  • When events happen take the opportunity to capture the lessons by scheduling meetings and/or workshops - the structure of the meeting or workshop is critical. Bearing in mind that people will have a combination of different learning styles, create an agenda and environment that contains several styles to help engage everyone. On timing, don't leave it too long - think in terms of days or one to two weeks.
  • Identify what, if anything, you can collectively and individually do to change the system - then do it, as a group, as soon as is reasonably possible. And repeat it - then repeat its again. The new interactions will become embedded, and sharing will increase the likelihood of retaining the learning in the corporate memory.

The type and structure of any meetings and workshops are critical. Here are some guidelines:

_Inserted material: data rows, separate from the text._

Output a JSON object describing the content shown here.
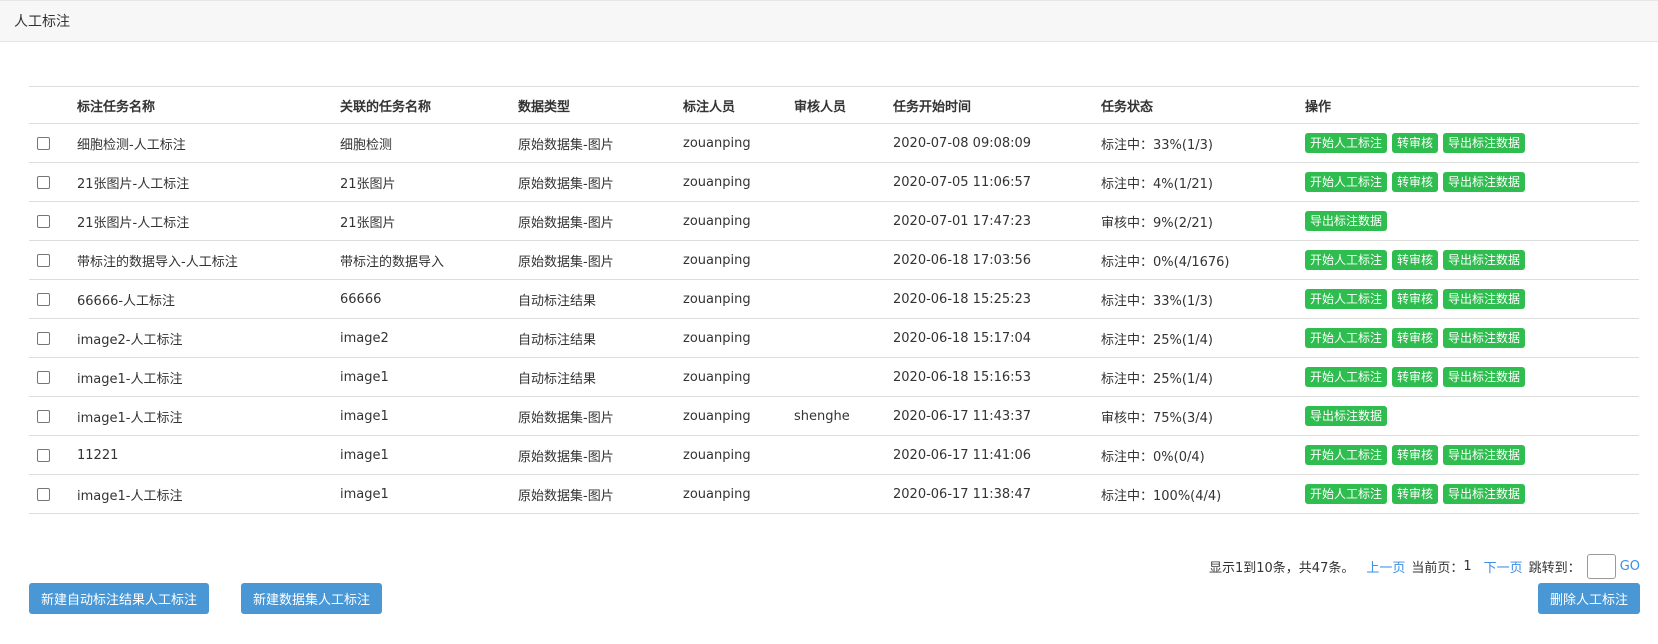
{
  "header": {
    "title": "人工标注"
  },
  "table": {
    "columns": [
      "标注任务名称",
      "关联的任务名称",
      "数据类型",
      "标注人员",
      "审核人员",
      "任务开始时间",
      "任务状态",
      "操作"
    ],
    "rows": [
      {
        "name": "细胞检测-人工标注",
        "related": "细胞检测",
        "type": "原始数据集-图片",
        "annotator": "zouanping",
        "reviewer": "",
        "start": "2020-07-08 09:08:09",
        "status": "标注中：33%(1/3)",
        "ops": [
          "开始人工标注",
          "转审核",
          "导出标注数据"
        ]
      },
      {
        "name": "21张图片-人工标注",
        "related": "21张图片",
        "type": "原始数据集-图片",
        "annotator": "zouanping",
        "reviewer": "",
        "start": "2020-07-05 11:06:57",
        "status": "标注中：4%(1/21)",
        "ops": [
          "开始人工标注",
          "转审核",
          "导出标注数据"
        ]
      },
      {
        "name": "21张图片-人工标注",
        "related": "21张图片",
        "type": "原始数据集-图片",
        "annotator": "zouanping",
        "reviewer": "",
        "start": "2020-07-01 17:47:23",
        "status": "审核中：9%(2/21)",
        "ops": [
          "导出标注数据"
        ]
      },
      {
        "name": "带标注的数据导入-人工标注",
        "related": "带标注的数据导入",
        "type": "原始数据集-图片",
        "annotator": "zouanping",
        "reviewer": "",
        "start": "2020-06-18 17:03:56",
        "status": "标注中：0%(4/1676)",
        "ops": [
          "开始人工标注",
          "转审核",
          "导出标注数据"
        ]
      },
      {
        "name": "66666-人工标注",
        "related": "66666",
        "type": "自动标注结果",
        "annotator": "zouanping",
        "reviewer": "",
        "start": "2020-06-18 15:25:23",
        "status": "标注中：33%(1/3)",
        "ops": [
          "开始人工标注",
          "转审核",
          "导出标注数据"
        ]
      },
      {
        "name": "image2-人工标注",
        "related": "image2",
        "type": "自动标注结果",
        "annotator": "zouanping",
        "reviewer": "",
        "start": "2020-06-18 15:17:04",
        "status": "标注中：25%(1/4)",
        "ops": [
          "开始人工标注",
          "转审核",
          "导出标注数据"
        ]
      },
      {
        "name": "image1-人工标注",
        "related": "image1",
        "type": "自动标注结果",
        "annotator": "zouanping",
        "reviewer": "",
        "start": "2020-06-18 15:16:53",
        "status": "标注中：25%(1/4)",
        "ops": [
          "开始人工标注",
          "转审核",
          "导出标注数据"
        ]
      },
      {
        "name": "image1-人工标注",
        "related": "image1",
        "type": "原始数据集-图片",
        "annotator": "zouanping",
        "reviewer": "shenghe",
        "start": "2020-06-17 11:43:37",
        "status": "审核中：75%(3/4)",
        "ops": [
          "导出标注数据"
        ]
      },
      {
        "name": "11221",
        "related": "image1",
        "type": "原始数据集-图片",
        "annotator": "zouanping",
        "reviewer": "",
        "start": "2020-06-17 11:41:06",
        "status": "标注中：0%(0/4)",
        "ops": [
          "开始人工标注",
          "转审核",
          "导出标注数据"
        ]
      },
      {
        "name": "image1-人工标注",
        "related": "image1",
        "type": "原始数据集-图片",
        "annotator": "zouanping",
        "reviewer": "",
        "start": "2020-06-17 11:38:47",
        "status": "标注中：100%(4/4)",
        "ops": [
          "开始人工标注",
          "转审核",
          "导出标注数据"
        ]
      }
    ]
  },
  "pagination": {
    "summary": "显示1到10条，共47条。",
    "prev": "上一页",
    "current_label": "当前页：",
    "current_page": "1",
    "next": "下一页",
    "jump_label": "跳转到：",
    "go": "GO"
  },
  "actions": {
    "new_auto": "新建自动标注结果人工标注",
    "new_dataset": "新建数据集人工标注",
    "delete": "删除人工标注"
  },
  "colors": {
    "op_button": "#2ebd4e",
    "action_button": "#4a97d6",
    "link": "#3a8ee6"
  }
}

  • Try and keep the workshop to no more than 15 people, it could be as few as 4 or 5. If you think that more are needed, it may be that the scope of the lessons learned sessions needs to be divided up to break down the learning into more manageable chunks.
  • Start the meeting with a discussion about what attributes make up the system you are exploring. This may mean starting with a draft for a complex situation, or the system can be mapped out during the meeting for a simpler analysis.
  • Use a mix of styles to capture the lessons learned - notes, pictures, and verbatim quotes.
  • Review and discuss any quantitative data if available (e.g. service desk metrics, failure modes, etc.).
  • Flex the agenda to match the importance of the discussion - explore what matters in depth and courteously stop any discussions that are going down rabbit holes.
  • Create a realistic action plan of incremental change that can be piloted on a daily basis.
  • If the challenge is larger and needs more investment - spend the time to build an outline plan, including costs and benefits. Then, based on your understanding of internal stakeholders (e.g. their interest and influence), agree how the plan should be taken forward within your organisation.

When it comes to following up on the agreed action, the aims should be to set up a series of weekly 15-minute stand-up progress meetings (or similar) for a critical mass of workshop attendees for the following 4 weeks. Making this commitment can be hard but it is a measure of the commitment to organisational learning.

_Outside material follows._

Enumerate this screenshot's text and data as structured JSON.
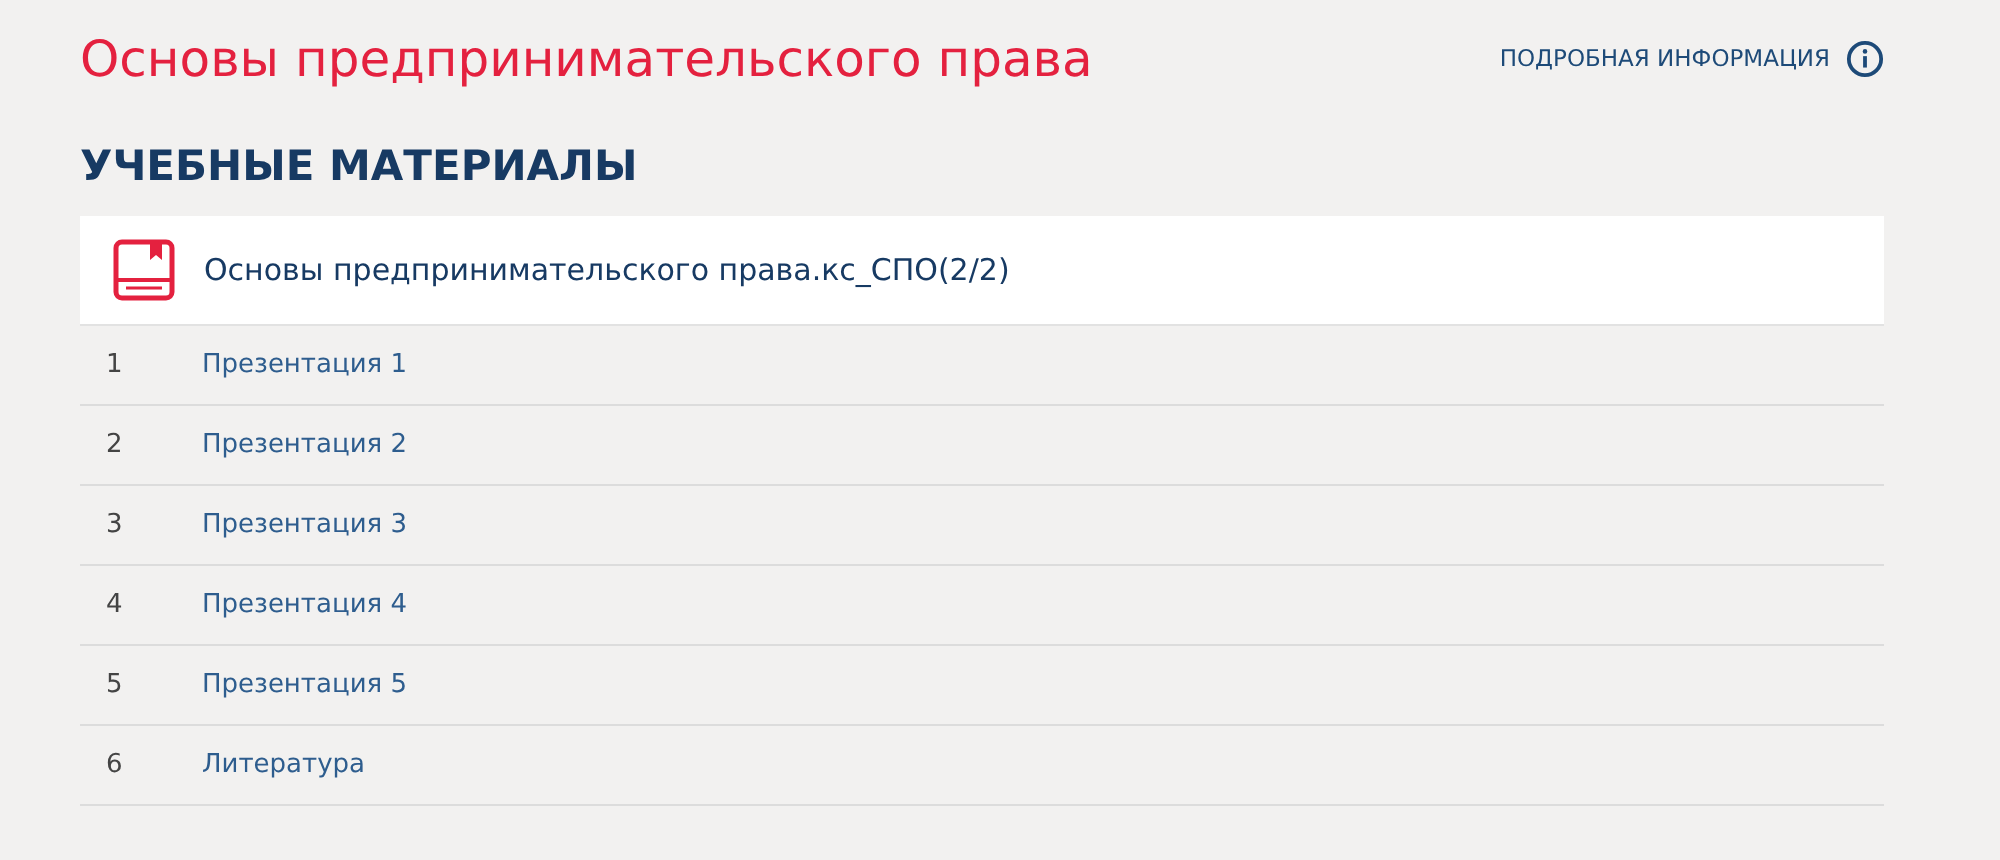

If there is something else more important, you may have to accept the learning may well be forgotten ...

Innovation Habits

Changing habits is hard - it means doing things differently and sticking with the new ways.

Stickiness is a challenge for not just individuals, but for organisations and industries – change initiatives often peter out over time and old unwanted habits return.

To help overcome this, we have identified 9 habits that anyone or any organisation can develop to increase innovation. But because changing habits is hard, it's best to start with only one, maybe two, and take some very small steps that just get you started. 

  • Create time to think at work
  • Challenge generalisations
  • Learn from failure and success
  • Exchange knowledge on multiple interests
  • Be curious about problems and their opportunities
  • Create something
  • Take something apart
  • Celebrate successes
  • Be a role model for positive habits

The first step might be challenging generalisations.


[1] How Innovation Works, Matt Ridley, 2020.